Dave Cameron rolled out his annual trade value series on Fangraphs this week. His stated goal of the project is to determine which players would command the biggest return in a trade if their current team were to make them available. Combining projected future performance with contract status (both dollars and term) properly values the players’ trade value. Age, injury status, and position (pitchers riskier than hitters) were also accounted for. This is a ranking of the top 50 assets in Major League Baseball.
All but 5 teams were represented on this list. The purposely losing Houston Astros. The Ruben Amaro-led Philadelphia Phillies. The GM-less San Diego Padres. The albatross-infested (Verlander and Cabrera) Detroit Tigers. And the New York Yankees. Not only did the Yankees fail to make this list. They also found themselves on Cameron’s top-5 anti trade value list, the 5 worst contracts in baseball. Alex Rodriguez was number 3 on the list due to the fact that he’s old (almost 39), suspended (Biogenesis), and grossly overpaid ($61 mil owed through 2017). He’s 6 home runs away from another $6 million.
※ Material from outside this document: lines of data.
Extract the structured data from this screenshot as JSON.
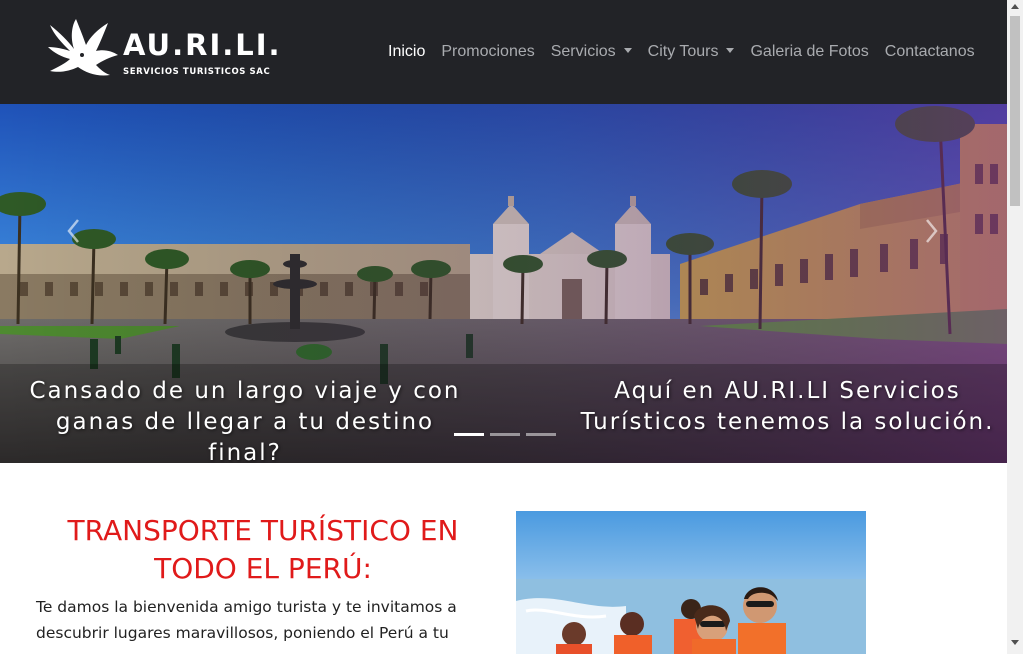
{
  "navbar": {
    "logo": {
      "title": "AU.RI.LI.",
      "subtitle": "SERVICIOS TURISTICOS SAC",
      "icon": "bird-logo-icon"
    },
    "items": [
      {
        "label": "Inicio",
        "active": true,
        "dropdown": false
      },
      {
        "label": "Promociones",
        "active": false,
        "dropdown": false
      },
      {
        "label": "Servicios",
        "active": false,
        "dropdown": true
      },
      {
        "label": "City Tours",
        "active": false,
        "dropdown": true
      },
      {
        "label": "Galeria de Fotos",
        "active": false,
        "dropdown": false
      },
      {
        "label": "Contactanos",
        "active": false,
        "dropdown": false
      }
    ]
  },
  "carousel": {
    "caption_left": "Cansado de un largo viaje y con ganas de llegar a tu destino final?",
    "caption_right": "Aquí en AU.RI.LI Servicios Turísticos tenemos la solución.",
    "slide_count": 3,
    "active_slide": 1,
    "prev_icon": "chevron-left-icon",
    "next_icon": "chevron-right-icon"
  },
  "content": {
    "heading": "TRANSPORTE TURÍSTICO EN TODO EL PERÚ:",
    "intro": "Te damos la bienvenida amigo turista y te invitamos a descubrir lugares maravillosos, poniendo el Perú a tu"
  },
  "colors": {
    "navbar_bg": "#222327",
    "nav_link": "#a9abaf",
    "nav_active": "#ffffff",
    "heading_red": "#e01a1a"
  }
}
Dave opines that he would be black-balled out of the league a la Barry Bonds due to the baggage and under-performance if he was a free agent right now and that the Yankees would have to eat $67 million for another team to take him off their hands. It could have been worse as Mark Teixeira‘s contract (2 years at $23.125 mil per year) just missed the top-5 cut as the contract nears its end and Tex is at least healthy right now. CC Sabathia‘s contact also likely just missed this not-top-5 list. These long-term contracts for players on the wrong side of 30 almost invariably go bad.
The lack of a Yankees player on the top-50 trade value list boils down to 2 things. 1) The Yankees don’t have any superstar player signed to a below market deal. 2) They don’t have any elite prospects in the top minors ready to crack a big league roster and command only pre-arb and arbitration prices while granting 6 (or 7) years of team control. The closest they have to a very valuable contract is Masahiro Tanaka. The AAV might be slightly under market value for this caliber of pitcher, but the player opt-out after 2017 limits the upside for New York (if he’s good he opts out and if he’s bad or hurt then the Yankees are stuck). Oh, and he currently has a partially torn UCL. Brett Gardner‘s contract is nice, too, but there’s still not enough surplus value to be top-50 in the game for a player on the wrong side of 30. The Yankees can continue to tread water the next few years by paying market rate (or above) deals in free agency to offset the fact that the farm system hasn’t given them much since the late 90s. To find themselves on this list the Yankees will have to draft and develop better as it’s very hard to find great value in free agency or through trades.